When it rains, it pours, and it seems like the world is pouring down on poor Fumi. News of the breakup is matched by news of an engagement. Where now?
What They Say
Fujigaya's school newspaper announces that Kagami Sensei is getting married. Kagami states that he had no prior knowledge of Yasuko's prior experience, after being cross examined by Kyoko. With all this going on, Yasuko has been giving Fumi the cold shoulder, and, unwilling to take any more of this, Akira confronts Yasuko on behalf of Fumi.
Content: (please note that content portions of a review may contain spoilers)
As we come back after the bombshell that Yasuko unleashed at the end of last episode, we have Fumi preparing to go home. She is rather upset (but thankfully not in full-blown tears), and is prepared to walk home in what is now a driving rainstorm (the usual pathetic fallacy). The Sugimotos, though, will have none of it, and eventually Kuri drives her home.
Things get more interesting when it is revealed that Mr. Kagami, the Drama Club Faculty Advisor, is engaged to be married to…Kazusa Sugimoto. So, Yasuko's story is really quite complex.

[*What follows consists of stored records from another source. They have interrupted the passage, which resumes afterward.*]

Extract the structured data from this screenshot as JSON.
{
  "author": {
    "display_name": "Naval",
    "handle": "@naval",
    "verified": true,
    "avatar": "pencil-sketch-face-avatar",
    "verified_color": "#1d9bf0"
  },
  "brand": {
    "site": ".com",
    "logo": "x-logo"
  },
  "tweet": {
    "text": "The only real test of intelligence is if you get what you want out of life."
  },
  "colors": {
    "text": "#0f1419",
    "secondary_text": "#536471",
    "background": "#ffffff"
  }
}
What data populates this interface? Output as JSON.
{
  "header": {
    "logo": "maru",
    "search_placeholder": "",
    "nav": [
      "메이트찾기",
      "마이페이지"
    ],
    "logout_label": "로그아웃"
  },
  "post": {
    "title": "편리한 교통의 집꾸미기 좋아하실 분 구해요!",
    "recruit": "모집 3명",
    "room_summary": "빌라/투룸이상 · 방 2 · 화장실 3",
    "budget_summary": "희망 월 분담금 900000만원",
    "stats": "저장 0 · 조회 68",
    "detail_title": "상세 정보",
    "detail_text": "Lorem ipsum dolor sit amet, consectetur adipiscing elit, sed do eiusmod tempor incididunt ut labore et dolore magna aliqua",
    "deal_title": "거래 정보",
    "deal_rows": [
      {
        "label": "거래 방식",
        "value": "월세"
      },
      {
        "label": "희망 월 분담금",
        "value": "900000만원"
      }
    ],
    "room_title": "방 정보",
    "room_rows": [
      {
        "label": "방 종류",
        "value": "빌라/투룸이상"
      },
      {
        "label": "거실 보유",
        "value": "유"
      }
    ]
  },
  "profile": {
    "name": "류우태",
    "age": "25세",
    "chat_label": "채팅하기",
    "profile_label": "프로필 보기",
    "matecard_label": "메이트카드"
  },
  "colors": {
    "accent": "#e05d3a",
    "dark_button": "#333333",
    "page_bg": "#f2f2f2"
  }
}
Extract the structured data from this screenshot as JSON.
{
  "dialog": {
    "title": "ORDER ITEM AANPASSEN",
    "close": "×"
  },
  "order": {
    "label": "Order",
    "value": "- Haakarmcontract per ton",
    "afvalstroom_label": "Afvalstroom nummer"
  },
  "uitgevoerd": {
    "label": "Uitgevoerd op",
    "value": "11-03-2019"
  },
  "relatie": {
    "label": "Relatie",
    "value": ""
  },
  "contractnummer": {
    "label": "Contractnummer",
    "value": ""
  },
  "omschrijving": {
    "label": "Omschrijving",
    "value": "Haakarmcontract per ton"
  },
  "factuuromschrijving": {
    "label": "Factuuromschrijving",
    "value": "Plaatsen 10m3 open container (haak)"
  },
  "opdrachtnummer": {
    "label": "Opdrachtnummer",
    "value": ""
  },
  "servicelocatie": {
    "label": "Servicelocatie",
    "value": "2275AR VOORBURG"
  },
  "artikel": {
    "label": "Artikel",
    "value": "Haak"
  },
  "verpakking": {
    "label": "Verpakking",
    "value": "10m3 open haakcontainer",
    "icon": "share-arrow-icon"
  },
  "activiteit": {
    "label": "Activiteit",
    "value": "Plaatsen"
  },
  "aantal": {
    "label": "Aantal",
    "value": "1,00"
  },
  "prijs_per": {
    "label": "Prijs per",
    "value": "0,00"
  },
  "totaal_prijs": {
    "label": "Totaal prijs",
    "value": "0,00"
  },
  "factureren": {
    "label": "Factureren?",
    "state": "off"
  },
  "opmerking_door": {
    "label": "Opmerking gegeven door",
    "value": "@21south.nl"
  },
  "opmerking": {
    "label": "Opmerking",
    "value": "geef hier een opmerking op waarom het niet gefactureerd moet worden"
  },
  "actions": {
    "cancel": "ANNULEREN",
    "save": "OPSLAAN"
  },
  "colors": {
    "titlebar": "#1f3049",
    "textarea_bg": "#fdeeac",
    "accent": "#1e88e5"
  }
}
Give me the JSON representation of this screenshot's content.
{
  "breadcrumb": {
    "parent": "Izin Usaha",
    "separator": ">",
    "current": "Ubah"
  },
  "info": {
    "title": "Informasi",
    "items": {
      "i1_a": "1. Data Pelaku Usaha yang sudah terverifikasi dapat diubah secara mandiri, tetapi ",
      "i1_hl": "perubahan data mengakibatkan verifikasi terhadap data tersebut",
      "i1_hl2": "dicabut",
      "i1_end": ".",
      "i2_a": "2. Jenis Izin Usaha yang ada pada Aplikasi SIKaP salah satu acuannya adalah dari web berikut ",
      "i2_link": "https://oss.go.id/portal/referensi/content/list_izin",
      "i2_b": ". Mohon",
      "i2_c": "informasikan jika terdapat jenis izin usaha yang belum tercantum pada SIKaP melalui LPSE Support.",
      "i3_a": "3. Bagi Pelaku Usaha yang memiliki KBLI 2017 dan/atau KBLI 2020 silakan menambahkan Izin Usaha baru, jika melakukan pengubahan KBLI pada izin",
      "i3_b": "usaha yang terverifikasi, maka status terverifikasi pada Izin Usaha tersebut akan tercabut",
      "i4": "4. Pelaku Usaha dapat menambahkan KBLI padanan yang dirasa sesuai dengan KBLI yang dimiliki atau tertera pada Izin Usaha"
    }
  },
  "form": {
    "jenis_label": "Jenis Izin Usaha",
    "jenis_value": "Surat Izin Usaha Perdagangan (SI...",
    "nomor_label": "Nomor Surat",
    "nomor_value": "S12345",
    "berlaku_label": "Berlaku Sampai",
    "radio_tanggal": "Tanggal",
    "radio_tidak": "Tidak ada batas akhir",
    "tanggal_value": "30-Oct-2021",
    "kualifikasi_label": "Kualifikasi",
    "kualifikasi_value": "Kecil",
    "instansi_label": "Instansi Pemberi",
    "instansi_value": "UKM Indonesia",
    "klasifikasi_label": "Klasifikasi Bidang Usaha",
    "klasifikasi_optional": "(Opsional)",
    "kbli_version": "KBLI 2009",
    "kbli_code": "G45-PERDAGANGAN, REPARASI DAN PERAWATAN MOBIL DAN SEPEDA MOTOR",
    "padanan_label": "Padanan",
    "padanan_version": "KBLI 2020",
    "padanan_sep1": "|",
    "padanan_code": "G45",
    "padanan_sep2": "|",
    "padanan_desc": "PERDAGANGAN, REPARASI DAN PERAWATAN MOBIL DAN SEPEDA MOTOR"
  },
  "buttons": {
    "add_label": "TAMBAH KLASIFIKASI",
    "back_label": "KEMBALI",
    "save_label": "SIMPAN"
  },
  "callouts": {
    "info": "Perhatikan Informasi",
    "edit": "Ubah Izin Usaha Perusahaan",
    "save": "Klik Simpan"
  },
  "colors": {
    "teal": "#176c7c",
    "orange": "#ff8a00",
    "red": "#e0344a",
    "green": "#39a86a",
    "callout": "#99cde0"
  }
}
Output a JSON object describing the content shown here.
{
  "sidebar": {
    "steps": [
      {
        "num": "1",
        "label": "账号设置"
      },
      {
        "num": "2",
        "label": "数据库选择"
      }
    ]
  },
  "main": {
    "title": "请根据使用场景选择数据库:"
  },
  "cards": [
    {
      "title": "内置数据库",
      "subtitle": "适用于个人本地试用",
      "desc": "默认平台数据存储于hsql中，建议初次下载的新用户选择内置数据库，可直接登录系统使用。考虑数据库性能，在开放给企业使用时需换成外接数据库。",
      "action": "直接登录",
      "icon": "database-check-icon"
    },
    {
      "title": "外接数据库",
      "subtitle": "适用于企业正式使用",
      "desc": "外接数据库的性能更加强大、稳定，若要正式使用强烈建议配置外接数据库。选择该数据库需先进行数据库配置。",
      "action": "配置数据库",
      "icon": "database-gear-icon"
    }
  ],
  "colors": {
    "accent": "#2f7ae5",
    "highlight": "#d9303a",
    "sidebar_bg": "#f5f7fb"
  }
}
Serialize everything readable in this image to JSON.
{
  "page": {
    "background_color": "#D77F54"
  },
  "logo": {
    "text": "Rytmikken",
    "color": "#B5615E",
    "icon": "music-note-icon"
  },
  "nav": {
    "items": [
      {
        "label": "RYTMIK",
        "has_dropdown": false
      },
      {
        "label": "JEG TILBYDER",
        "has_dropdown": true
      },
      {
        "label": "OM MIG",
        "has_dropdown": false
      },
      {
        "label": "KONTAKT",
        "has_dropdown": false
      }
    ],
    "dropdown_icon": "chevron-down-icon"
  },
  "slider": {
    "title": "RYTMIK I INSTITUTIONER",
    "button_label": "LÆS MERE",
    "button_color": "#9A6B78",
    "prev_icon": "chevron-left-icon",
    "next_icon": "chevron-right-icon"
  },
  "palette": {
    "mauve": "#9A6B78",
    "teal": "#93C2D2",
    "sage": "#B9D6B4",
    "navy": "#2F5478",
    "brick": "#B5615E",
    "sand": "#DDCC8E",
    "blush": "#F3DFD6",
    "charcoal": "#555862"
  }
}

Fumi confides in Akira about her situation, and it is Akira who confronts Yasuko, but instead of some sort of blow-up or ruckus, Yasuko takes Akira out for cakes and tea. When asked point blank whether Yasuko loves Mr. Kagami, she admits it, and also admits that she never expected that she would take the news of the engagement so hard. Afterward, Akira goes over to Fumi's house to tell her what happened.
Things are in flux now, especially when Kyoko finds out that Yasuko is free again. Kyoko tries to make another move on Yasuko, and is again rebuffed. On the other hand, Kyoko invites Akira to spend time at her summer home during the long vacation, and what's more, she encourages Akira to invite along all of her friends from Matsuoka, including Fumi. Meeting for tea and cakes later (these girls really like to hang out in cafes after school), when Akira steps out for a moment, leaving Kyoko and Fumi alone, they have a brief exchange about Yasuko, which ends in tears for both (though not tears of anger, more like tears of loss).
With the (expected by many) breakup of Yasuko and Fumi, things are now in flux as both try to move on with their lives, and others react to the news in differing ways. Still, I have to give the writer credit for not employing cheap theatrics to react to various kinds of new that are very upsetting. Instead, people are generally fairly calm in reacting to seriously bad news, though that does not mean they are unemotional. Emotions come through, but public reactions tend to be rather reserved, which injects an air of verisimilitude to the drama, as the over the top histrionics we often see on screen, both live action and animated, tends to be a cliche of entertainment more than a constant event in real life. Still, it is hard to see where things are going, especially with only three episodes left to this series.
Japanese 2.0 Language, English Subtitles
Apple Mac Mini with 1GB RAM, Mac OS 10.5 Leopard.